---- DATA FOR PROCESSING

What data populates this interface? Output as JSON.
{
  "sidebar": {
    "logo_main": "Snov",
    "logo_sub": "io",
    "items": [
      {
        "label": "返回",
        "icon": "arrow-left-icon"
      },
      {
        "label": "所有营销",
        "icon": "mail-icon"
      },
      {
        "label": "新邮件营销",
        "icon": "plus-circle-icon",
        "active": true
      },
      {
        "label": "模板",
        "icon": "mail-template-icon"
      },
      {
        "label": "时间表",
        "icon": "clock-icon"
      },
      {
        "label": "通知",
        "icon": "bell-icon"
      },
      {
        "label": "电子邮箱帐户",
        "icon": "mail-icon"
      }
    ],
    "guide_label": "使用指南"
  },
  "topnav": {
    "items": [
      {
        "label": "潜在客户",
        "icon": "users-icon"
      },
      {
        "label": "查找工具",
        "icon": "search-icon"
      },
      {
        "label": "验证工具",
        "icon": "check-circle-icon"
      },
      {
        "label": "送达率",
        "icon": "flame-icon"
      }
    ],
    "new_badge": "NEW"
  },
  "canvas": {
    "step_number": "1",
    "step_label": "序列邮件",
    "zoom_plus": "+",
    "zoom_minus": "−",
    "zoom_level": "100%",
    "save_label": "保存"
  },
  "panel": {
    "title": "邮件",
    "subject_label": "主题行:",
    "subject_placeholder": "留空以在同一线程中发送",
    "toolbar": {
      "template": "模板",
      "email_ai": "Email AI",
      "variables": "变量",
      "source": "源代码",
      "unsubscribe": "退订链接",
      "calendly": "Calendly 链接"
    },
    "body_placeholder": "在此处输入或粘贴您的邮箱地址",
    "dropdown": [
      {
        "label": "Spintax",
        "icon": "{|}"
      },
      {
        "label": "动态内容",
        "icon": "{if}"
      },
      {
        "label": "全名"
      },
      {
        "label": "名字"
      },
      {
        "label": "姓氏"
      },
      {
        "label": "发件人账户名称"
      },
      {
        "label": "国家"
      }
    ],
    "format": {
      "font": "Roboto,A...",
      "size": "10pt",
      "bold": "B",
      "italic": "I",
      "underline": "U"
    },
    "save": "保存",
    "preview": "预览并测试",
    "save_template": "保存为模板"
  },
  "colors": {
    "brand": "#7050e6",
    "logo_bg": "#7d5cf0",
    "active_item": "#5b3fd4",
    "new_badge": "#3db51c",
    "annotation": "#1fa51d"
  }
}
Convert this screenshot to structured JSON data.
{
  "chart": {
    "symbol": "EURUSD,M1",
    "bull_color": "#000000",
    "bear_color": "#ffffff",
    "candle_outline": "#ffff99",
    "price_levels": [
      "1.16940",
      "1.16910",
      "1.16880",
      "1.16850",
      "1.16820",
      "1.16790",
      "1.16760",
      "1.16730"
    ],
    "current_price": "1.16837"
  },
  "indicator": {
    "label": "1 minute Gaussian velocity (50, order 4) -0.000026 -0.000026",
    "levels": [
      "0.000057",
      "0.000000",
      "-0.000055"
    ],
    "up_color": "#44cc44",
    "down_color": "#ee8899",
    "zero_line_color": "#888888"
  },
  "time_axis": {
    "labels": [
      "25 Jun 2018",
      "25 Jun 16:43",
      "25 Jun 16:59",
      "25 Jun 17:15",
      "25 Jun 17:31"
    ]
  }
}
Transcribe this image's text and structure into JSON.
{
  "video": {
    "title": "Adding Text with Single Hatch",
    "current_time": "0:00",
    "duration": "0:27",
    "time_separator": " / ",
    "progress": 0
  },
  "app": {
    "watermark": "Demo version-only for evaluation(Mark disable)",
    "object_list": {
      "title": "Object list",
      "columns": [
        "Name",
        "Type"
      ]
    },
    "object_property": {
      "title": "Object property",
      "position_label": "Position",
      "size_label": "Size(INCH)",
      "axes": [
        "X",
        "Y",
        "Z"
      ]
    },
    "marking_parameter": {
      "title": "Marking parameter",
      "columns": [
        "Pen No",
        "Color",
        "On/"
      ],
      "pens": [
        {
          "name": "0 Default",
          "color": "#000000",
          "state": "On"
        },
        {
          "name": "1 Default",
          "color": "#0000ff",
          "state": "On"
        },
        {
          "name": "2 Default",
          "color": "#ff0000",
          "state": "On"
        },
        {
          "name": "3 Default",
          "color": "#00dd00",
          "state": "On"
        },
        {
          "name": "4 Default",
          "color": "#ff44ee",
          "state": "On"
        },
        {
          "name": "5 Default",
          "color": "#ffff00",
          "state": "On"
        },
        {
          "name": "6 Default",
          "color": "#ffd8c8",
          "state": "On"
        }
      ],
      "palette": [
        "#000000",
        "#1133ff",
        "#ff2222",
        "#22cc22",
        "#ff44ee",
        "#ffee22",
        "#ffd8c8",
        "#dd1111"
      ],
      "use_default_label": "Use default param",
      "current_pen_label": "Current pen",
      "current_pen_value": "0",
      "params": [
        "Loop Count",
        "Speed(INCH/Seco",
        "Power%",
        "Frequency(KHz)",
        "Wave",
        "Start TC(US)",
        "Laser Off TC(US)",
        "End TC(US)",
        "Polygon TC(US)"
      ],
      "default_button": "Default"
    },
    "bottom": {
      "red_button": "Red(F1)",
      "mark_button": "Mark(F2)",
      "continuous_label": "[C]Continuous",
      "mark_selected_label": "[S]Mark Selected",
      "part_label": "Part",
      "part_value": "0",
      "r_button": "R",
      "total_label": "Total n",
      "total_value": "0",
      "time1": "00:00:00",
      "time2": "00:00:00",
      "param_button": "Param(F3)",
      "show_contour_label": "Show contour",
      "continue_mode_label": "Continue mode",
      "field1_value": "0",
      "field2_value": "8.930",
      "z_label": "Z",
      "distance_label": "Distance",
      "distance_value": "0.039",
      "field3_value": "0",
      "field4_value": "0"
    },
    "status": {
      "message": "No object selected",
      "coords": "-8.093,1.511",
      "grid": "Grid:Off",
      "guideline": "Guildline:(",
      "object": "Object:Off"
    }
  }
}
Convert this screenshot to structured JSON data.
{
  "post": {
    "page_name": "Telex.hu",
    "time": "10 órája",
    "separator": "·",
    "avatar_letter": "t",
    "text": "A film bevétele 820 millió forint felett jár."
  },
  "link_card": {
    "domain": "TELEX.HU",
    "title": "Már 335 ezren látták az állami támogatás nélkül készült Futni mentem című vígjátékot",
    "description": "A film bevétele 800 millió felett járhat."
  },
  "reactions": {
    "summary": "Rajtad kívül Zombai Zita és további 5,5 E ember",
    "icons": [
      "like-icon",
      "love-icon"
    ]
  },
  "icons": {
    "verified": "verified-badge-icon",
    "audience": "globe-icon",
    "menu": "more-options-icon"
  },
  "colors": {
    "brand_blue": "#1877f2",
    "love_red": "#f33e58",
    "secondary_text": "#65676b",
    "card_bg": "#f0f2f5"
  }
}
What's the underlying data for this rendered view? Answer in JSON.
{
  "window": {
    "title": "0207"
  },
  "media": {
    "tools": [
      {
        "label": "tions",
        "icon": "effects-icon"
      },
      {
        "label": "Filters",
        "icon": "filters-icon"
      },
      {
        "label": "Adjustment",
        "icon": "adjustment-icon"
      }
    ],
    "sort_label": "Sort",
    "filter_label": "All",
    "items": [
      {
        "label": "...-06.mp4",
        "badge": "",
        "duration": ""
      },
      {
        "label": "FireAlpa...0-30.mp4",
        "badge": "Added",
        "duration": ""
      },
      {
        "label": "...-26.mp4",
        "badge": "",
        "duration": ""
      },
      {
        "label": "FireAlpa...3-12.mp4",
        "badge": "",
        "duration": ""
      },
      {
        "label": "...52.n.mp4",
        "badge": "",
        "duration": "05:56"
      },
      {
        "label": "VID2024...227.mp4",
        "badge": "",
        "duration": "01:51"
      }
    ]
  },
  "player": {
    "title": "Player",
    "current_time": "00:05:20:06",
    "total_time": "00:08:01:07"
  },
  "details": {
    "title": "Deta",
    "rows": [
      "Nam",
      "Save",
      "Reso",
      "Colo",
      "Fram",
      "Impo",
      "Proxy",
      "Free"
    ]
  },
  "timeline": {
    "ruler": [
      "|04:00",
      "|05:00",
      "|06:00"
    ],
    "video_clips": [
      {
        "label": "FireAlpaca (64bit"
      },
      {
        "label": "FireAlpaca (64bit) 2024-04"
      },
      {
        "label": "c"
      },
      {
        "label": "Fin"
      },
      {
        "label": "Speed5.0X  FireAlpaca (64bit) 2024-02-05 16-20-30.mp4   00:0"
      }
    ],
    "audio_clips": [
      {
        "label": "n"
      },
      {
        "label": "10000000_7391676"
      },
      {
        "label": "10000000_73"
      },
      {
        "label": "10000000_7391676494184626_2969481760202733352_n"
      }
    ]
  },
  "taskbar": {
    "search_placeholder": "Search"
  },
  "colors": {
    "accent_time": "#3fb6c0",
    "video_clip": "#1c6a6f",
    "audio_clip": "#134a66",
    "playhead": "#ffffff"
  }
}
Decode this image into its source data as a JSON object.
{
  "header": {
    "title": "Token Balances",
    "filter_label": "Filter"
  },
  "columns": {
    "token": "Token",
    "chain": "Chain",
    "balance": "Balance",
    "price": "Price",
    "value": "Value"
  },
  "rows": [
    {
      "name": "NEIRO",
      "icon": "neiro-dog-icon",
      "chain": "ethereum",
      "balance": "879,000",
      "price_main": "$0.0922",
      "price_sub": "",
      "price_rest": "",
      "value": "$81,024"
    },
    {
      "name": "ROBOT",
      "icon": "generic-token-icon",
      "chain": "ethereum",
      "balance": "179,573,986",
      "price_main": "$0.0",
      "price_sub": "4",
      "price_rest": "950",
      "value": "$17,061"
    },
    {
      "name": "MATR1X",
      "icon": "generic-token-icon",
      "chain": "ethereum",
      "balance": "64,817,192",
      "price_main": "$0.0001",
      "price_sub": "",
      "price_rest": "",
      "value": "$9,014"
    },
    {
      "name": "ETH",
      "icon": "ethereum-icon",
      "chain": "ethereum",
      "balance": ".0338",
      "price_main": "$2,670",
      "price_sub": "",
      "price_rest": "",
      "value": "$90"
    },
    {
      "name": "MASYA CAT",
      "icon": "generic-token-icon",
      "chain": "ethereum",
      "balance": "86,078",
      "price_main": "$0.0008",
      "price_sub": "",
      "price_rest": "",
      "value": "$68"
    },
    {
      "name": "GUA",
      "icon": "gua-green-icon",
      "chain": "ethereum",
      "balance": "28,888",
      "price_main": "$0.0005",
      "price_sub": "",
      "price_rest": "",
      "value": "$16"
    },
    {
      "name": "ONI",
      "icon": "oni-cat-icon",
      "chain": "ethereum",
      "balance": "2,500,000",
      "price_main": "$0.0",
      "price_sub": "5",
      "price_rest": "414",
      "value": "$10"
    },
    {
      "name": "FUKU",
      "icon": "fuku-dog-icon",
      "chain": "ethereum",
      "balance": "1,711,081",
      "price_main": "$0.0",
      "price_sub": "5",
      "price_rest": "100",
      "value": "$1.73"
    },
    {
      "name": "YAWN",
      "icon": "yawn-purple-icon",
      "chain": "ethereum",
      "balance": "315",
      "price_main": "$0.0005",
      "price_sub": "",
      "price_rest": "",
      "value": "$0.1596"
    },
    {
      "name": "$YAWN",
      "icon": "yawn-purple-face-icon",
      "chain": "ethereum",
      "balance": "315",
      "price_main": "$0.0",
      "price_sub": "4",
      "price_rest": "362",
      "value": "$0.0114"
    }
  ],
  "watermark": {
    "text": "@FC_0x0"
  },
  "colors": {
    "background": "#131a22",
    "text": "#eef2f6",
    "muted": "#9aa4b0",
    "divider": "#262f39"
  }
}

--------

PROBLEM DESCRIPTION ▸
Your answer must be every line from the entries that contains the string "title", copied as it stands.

ANSWER TO THE PROBLEM ▸
    "title": "邮件",
    "title": "Adding Text with Single Hatch",
      "title": "Object list",
      "title": "Object property",
      "title": "Marking parameter",
    "title": "Már 335 ezren látták az állami támogatás nélkül készült Futni mentem című vígjátékot",
    "title": "0207"
    "title": "Player",
    "title": "Deta",
    "title": "Token Balances",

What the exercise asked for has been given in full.